Long before Bob Miller took the helm of Albertsons Companies Inc. as chief executive, he was a teenage grocery clerk, sorting glass bottles at a California store.
Mr. Miller spent the next few decades working his way up the ladder, taking jobs in the stock room and as a check-out clerk at Albertsons before leaving in 1991 to run the Fred Meyer Inc. chain of stores and, later, Rite Aid Corp. drugstores.
In 2006, an investor group bought about 655 stores from Albertsons and brought him in as CEO.
Mr. Miller, 72 years old, now commands more than 2,300 stores including 19 regional chains, such as Safeway Inc., Jewel-Osco, Acme and Tom Thumb, after spearheading major acquisitions from Supervalu Inc. and Safeway in recent years. He has closed hundreds of unprofitable stores, radically refashioned others, and continues buying smaller chains, most of which maintain their legacy store names in an effort to retain loyal customers that, in some cases, have shopped there for generations.
Albertsons initially filed paperwork to go public in July 2015, but delayed its share offering after poor results from Wal-Mart Stores Inc. that October indicated a slowdown in the industry. Analysts say the grocery tycoon could take advantage of the market’s upswing by making the move to go public soon.
Despite the decision at hand, Mr. Miller manages much as he always has, visiting at least 20 stores in a week and giving his regional managers autonomy to ensure their stores stock what appeals to local shoppers. In a recent interview, he discussed what is ahead for his stores and his industry.
The Wall Street Journal: How would operating as a publicly traded company affect the way you run Albertsons?
Mr. Miller: We already operate a lot like a public company. I have a very strong team. I have a COO, chief administration officer and a chief merchant. At some point one of them will run [the company].
WSJ: Why go public?
Mr. Miller: From day one, I’ve had five partners. All good partners. They’ve been here 11 years. And at some point they’re going to have to monetize their investment.
WSJ: How did you grow from just a few hundred stores in 2006, when the new Albertsons company began, to more than 2,300 today?
Mr. Miller: We bought the most distressed stores. The struggling stores were in areas where we competed with Wal-Mart. We bought them for the real-estate value.
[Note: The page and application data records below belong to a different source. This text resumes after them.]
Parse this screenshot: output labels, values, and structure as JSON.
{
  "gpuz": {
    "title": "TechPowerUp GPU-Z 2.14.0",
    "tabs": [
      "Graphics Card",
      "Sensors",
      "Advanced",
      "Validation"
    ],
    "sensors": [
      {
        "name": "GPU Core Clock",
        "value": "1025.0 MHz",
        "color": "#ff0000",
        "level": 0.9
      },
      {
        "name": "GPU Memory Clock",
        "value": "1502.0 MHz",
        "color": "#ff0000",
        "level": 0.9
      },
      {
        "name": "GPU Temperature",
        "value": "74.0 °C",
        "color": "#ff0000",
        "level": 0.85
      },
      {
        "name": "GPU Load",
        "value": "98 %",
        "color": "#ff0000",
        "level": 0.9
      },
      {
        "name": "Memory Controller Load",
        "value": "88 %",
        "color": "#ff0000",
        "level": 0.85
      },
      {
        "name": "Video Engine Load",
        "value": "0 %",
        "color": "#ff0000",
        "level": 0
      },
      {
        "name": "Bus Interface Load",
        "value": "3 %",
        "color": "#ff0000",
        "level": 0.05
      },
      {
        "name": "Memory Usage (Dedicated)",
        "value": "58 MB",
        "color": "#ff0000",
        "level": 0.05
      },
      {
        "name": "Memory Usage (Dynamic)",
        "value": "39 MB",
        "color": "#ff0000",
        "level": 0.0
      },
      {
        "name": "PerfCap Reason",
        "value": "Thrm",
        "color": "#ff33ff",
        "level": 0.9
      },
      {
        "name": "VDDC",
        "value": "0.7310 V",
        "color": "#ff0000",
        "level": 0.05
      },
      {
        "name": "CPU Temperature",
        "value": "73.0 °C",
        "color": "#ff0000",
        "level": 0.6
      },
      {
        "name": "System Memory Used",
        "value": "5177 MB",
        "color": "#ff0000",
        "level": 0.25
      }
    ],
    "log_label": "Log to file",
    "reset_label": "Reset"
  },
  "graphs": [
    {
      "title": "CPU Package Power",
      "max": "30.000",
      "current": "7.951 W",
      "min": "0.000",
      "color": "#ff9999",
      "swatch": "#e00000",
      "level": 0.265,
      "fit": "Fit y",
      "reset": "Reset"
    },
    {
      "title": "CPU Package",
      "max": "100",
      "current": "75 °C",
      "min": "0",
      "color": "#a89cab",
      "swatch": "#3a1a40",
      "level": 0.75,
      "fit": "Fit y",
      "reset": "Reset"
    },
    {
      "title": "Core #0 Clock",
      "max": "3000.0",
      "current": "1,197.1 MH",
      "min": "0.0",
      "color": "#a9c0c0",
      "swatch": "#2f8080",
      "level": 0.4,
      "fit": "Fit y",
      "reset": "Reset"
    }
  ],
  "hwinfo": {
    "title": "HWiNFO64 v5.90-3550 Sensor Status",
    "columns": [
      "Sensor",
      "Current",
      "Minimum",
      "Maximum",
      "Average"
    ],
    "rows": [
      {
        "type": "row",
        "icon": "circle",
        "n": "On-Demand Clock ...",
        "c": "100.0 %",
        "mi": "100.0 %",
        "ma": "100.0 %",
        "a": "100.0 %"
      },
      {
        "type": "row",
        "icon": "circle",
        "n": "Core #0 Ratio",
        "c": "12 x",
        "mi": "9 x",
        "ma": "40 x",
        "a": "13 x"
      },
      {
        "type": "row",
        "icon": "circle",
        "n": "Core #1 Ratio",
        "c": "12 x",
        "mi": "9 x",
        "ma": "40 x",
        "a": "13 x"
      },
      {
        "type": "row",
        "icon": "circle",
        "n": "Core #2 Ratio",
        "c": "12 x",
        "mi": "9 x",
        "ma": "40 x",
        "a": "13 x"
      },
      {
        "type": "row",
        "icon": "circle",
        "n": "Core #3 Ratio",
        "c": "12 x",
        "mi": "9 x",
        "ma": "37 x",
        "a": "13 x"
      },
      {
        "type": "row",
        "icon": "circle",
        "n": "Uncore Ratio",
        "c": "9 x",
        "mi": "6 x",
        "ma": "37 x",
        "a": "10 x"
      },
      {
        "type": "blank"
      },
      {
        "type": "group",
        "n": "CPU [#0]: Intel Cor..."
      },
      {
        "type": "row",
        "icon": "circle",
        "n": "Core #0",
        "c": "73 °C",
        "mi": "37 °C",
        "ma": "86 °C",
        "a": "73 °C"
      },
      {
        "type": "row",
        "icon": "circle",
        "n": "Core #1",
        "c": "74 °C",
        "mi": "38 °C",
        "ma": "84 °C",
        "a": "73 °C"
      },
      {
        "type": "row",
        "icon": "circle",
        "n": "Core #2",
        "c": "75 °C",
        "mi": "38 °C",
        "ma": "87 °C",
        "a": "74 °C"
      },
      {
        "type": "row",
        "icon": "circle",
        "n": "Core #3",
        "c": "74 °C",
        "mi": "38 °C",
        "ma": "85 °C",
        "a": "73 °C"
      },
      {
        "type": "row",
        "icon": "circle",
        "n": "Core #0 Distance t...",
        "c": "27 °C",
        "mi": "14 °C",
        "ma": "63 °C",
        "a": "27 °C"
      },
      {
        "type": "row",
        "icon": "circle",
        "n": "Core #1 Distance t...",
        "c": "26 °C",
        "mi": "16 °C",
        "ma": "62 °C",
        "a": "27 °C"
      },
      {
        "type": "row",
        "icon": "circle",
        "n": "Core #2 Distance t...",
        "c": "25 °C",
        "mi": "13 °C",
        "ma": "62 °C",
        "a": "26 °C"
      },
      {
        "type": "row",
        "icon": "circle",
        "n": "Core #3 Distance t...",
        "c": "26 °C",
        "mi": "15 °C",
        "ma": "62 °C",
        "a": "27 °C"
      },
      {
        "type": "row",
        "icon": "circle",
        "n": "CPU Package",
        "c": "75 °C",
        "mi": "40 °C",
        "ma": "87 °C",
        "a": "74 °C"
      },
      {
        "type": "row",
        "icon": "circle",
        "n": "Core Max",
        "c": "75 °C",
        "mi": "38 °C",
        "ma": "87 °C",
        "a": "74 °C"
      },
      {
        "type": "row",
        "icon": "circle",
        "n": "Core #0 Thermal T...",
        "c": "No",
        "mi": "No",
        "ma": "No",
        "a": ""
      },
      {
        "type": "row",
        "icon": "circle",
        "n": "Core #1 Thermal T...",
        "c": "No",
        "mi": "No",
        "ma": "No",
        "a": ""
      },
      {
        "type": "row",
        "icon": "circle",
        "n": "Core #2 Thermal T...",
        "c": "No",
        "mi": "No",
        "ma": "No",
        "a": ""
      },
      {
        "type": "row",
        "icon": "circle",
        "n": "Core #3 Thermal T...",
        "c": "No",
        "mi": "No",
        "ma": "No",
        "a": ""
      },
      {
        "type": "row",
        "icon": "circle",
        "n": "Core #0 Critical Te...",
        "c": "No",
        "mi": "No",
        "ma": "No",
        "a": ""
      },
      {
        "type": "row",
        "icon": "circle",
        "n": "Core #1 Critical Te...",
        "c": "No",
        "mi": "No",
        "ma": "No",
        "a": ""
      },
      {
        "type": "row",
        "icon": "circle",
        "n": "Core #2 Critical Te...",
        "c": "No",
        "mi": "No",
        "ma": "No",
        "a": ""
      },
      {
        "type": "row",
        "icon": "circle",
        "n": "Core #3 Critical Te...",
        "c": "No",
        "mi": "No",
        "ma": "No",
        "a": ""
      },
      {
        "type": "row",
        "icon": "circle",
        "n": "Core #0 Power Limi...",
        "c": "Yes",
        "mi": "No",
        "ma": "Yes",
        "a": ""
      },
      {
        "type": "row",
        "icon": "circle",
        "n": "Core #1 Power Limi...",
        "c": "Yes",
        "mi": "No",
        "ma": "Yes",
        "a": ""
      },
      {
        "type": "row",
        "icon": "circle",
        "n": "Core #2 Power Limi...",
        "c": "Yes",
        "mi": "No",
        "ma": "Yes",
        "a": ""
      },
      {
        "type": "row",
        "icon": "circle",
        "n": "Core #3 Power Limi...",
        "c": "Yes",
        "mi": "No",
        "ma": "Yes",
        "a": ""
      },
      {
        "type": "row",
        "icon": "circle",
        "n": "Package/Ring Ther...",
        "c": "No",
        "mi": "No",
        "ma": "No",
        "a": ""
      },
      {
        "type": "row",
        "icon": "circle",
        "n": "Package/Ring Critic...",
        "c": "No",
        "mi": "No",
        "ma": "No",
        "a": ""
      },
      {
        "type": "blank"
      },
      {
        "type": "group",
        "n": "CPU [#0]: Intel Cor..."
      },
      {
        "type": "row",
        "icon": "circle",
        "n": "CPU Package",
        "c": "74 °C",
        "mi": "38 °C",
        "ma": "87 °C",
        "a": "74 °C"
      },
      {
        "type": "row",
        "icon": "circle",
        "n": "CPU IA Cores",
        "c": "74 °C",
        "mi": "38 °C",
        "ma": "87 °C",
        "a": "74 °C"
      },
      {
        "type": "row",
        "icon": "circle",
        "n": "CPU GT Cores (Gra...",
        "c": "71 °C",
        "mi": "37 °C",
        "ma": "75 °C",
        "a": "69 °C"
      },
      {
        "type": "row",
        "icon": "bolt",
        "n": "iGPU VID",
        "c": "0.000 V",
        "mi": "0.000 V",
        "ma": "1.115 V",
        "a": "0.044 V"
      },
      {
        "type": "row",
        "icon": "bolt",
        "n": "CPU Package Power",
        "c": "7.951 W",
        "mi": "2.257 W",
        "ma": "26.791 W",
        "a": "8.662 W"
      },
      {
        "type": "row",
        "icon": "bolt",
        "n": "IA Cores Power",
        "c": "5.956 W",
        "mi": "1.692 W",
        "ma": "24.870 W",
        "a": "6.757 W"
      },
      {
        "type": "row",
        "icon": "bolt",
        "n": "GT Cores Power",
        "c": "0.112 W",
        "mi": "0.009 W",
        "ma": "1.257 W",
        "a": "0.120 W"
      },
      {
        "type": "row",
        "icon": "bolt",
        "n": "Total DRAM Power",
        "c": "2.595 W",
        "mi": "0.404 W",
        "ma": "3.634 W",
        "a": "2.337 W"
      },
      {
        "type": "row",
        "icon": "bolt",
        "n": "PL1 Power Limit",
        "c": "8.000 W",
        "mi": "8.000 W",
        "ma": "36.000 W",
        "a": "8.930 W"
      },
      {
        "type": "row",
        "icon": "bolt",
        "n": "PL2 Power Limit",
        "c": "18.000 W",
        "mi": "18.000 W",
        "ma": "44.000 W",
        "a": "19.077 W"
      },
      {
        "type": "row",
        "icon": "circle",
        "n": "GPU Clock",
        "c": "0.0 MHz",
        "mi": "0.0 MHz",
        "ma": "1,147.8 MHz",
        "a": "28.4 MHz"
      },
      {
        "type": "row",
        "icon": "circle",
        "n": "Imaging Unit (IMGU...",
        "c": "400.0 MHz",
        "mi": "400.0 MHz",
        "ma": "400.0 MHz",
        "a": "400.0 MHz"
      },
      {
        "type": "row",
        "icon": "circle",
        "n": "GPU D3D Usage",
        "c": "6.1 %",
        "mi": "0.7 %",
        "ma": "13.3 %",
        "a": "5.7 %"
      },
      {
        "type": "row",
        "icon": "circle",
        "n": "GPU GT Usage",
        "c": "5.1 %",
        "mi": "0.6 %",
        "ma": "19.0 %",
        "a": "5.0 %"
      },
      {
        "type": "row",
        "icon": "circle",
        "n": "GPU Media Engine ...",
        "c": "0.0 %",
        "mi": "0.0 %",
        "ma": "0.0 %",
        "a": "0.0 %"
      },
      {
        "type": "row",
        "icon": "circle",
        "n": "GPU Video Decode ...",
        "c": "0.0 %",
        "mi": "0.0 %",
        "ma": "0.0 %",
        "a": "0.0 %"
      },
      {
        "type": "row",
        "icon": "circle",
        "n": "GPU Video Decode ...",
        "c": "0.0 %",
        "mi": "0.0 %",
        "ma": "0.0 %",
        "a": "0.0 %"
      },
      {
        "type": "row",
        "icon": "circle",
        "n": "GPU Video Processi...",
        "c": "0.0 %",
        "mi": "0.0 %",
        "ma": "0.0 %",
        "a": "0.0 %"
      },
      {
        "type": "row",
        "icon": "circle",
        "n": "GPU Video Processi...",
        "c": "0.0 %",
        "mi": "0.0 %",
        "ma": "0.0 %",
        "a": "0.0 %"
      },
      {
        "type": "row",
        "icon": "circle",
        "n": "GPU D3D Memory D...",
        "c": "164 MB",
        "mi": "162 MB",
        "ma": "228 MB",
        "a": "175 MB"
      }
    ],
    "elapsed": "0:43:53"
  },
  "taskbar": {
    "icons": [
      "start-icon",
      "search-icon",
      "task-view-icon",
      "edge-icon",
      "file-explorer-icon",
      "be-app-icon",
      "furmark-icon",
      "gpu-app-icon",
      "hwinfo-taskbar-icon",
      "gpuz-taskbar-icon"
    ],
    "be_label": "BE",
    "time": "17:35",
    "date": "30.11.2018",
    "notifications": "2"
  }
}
Over the next six years, we sold and closed stores, paid back debt…We had taken stuff nobody wanted and turned it into a nice little company.
WSJ: Why keep your grocery chains regional in branding and operations?
Mr. Miller: We’re trying to run our stores for the neighborhoods they’re in. Let’s take our Southern California division: there’s a lot of Hispanic neighborhoods where we have to have a really different product mix. The regional presidents understand their markets, [so] we can have stores in one location, and 10 miles away, we can have a different mix of products. We’re able to do that because of our decentralized operation.
WSJ: How do you decide when to close a store?
Mr. Miller: Every quarter, we review 5% of the stores at the low end of performance, and we analyze whether to continue to operate those stores, whether it’s better to close those stores and transfer that business.
WSJ: How is technology affecting your operations?
Mr. Miller: We don’t want to be cutting edge, ahead of the curve, but we want to understand what’s going on. So far all this stuff about being able to check the customer out quicker and walking out of the store without having to go through a register and all that kind of stuff, we’re not ready to invest in any of that yet. But we are working on initiatives with technology partners…If we see something that we think is going to work, we aren’t afraid to invest a lot of money.
WSJ: If you could change one thing about your job, what would it be?
Mr. Miller: All the regulations we work under. It’s going to cost us millions and millions of dollars just to change the labels on our private label [foods], and I don’t think the benefit to the consumer is worth what it’s going to cost. They don’t think about the cost of anything when they make a regulation. I’m not saying we shouldn’t have regulations. They should be thoughtful.
Source: The Wall Street Journal